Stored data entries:
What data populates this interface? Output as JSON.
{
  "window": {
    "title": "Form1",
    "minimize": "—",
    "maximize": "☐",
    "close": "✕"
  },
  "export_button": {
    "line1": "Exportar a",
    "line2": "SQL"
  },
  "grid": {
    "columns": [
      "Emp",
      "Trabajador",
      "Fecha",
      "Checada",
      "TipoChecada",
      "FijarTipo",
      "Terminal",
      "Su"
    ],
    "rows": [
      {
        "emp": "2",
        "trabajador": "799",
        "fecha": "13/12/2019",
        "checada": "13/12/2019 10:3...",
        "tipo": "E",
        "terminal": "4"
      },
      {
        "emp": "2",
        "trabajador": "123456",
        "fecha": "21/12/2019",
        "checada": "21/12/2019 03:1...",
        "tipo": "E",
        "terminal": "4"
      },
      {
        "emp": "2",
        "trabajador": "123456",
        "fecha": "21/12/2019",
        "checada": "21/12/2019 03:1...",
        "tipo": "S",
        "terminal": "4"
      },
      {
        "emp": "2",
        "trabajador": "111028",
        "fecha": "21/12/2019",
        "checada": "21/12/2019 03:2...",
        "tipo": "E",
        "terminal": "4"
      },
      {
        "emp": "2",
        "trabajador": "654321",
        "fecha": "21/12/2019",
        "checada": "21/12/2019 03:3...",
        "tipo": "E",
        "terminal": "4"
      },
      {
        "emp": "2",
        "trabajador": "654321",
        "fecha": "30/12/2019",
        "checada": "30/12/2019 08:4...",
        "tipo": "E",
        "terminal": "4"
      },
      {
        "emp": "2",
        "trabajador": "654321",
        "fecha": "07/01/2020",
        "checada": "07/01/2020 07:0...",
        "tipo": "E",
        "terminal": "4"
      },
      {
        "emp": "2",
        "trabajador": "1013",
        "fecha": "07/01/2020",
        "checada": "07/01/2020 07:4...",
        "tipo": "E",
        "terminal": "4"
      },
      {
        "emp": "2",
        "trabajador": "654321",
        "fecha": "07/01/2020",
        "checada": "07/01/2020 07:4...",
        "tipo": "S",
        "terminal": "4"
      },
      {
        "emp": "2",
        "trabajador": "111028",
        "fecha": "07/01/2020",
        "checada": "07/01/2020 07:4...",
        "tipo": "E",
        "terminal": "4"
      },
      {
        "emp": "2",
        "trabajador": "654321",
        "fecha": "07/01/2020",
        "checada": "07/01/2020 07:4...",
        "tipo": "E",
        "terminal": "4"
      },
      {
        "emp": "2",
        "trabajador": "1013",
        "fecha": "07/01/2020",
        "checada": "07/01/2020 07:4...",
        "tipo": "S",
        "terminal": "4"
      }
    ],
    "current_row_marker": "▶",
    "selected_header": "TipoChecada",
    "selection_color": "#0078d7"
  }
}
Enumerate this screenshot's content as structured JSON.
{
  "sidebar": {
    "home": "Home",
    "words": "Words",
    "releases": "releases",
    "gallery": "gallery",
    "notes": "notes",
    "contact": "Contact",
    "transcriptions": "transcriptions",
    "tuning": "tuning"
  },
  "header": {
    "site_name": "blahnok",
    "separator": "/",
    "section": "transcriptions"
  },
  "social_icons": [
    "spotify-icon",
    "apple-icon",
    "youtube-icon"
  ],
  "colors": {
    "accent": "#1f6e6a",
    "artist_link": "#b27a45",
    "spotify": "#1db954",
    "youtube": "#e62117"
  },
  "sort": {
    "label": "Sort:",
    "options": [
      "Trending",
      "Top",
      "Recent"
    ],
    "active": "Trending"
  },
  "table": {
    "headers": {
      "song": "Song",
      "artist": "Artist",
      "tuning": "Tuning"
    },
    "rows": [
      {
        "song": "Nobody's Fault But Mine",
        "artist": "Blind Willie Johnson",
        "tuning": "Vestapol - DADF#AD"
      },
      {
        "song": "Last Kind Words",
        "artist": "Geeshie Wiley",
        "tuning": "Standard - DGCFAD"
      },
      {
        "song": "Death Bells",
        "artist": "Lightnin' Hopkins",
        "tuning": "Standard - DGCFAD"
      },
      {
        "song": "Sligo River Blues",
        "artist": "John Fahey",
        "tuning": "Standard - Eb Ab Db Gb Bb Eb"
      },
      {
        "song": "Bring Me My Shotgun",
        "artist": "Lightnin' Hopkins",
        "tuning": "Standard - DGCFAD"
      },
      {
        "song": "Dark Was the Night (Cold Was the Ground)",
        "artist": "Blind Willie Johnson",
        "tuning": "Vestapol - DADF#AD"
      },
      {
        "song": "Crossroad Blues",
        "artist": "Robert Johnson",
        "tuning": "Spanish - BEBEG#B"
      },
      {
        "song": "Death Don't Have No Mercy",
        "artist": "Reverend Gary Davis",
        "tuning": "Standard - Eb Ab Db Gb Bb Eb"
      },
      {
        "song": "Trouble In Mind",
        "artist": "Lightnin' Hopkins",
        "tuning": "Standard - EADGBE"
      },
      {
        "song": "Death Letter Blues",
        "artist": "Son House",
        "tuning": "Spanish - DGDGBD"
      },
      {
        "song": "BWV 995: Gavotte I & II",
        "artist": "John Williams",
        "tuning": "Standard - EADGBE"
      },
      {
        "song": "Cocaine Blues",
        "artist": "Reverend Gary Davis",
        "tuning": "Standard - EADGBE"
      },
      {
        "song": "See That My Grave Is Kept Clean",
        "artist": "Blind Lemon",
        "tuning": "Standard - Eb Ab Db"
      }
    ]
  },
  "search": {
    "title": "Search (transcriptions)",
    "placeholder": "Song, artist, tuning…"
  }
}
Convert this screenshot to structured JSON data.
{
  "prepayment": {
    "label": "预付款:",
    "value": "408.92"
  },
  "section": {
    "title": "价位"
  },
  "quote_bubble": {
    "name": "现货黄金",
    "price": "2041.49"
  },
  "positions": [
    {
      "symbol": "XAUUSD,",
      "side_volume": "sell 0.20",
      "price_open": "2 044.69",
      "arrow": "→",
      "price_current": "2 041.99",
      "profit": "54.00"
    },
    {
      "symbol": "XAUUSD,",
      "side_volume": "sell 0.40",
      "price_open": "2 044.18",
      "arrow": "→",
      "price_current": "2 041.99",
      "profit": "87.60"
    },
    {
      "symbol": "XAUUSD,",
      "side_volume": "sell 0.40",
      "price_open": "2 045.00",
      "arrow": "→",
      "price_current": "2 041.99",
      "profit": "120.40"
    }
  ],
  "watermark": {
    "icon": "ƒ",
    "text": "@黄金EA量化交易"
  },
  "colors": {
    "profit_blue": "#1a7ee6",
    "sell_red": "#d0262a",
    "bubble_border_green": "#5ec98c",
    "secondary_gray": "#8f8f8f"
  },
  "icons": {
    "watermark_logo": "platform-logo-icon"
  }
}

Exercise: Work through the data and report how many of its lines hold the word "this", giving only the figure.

Exercise result: 3